• Forgetfulness is not indicative of dementia
• Dementia is not an illness affecting Black communities
• Memory problems are not important enough to seek medical help
• Fear of lifestyle changes
• Confidentiality, privacy and family duty

The study comprised semi-structured focus – groups and interviews, recruiting 50 participants across a range of age groups and socioeconomic backgrounds.

Harry De Jesus

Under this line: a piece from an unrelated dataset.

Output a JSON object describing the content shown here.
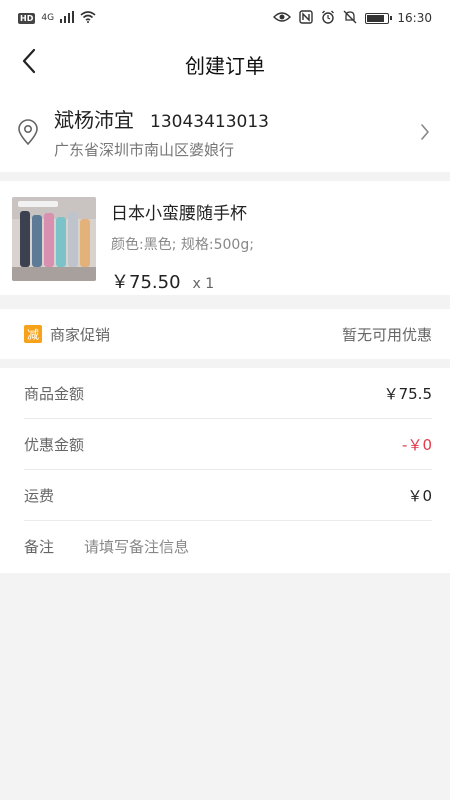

Harry is CLAHRC Research Fellow and a Senior Research Nurse working for the North Thames Clinical Research Network. His clinical background is in paediatric/neonatal intensive care and clinical research. He completed his BSc in Nursing with magna cum laude honours from the University of Santo Tomas in the Philippines. He has completed an MRes in Clinical Practice and was awarded a distinction for his thesis on self management of children with IBD. As part of his dissemination of his results, Crohn’s and Colitis Foundation of America awarded him a conference grant to present his poster on the American Advances in IBD conference.

Harry’s passion is to use participatory methodologies that listens to children’s voices using developmentally appropriate interview methods. Currently, he is spending a year on developing a PhD proposal investigating paediatric fatigue among young people with IBD.

Dipesh Patel

Dipesh Patel is a post-doctoral Advanced Orthoptist working at Moorfields Eye Hospital. His one-year CLAHRC HEE NCEL fellowship will be spent investigating factors affecting treatment outcomes in children with amblyopia (lazy eye).

Dipesh has been an Orthoptist for 10 years, and has previously researched visual field testing in children with glaucoma and neuro-ophthalmic disease.

Lucie Hogger

Lucie Hogger is Clinical Lead Speech and Language Therapist at Whittington Health and working with adults with acquired communication and swallowing disorders. She is spending one year as a CLAHRC HEE NCEL pre-doctoral fellow exploring the interactions between people living with dementia who take multiple medications and their health care professionals as part of the APOLLO-MM project http://www.polypharmacy.org.uk/.

Lucie has 10 years of experience working in the NHS and completed an MSc in Neuroscience and Communication at UCL in 2017. Her interests are in discourse analysis, neurological disorders and rehabilitation.

Meredith Hawking

Queen Mary University of London

Email: m.k.d.hawking@qmul.ac.uk

Meredith holds a Master’s in Public Health from Cardiff University, and a Human Sciences undergraduate degree from the University of Sussex. Prior to joining the institute Meredith worked for the Public Health England Primary Care Unit as a research assistant on antimicrobial stewardship projects, with a focus on understanding public perceptions of infections and antibiotics, and designing and evaluating behaviour change interventions around antibiotic taking and prescribing.

Her current research explores cardiovascular disease: understanding patient narratives around atrial fibrillation and adherence to anticoagulation.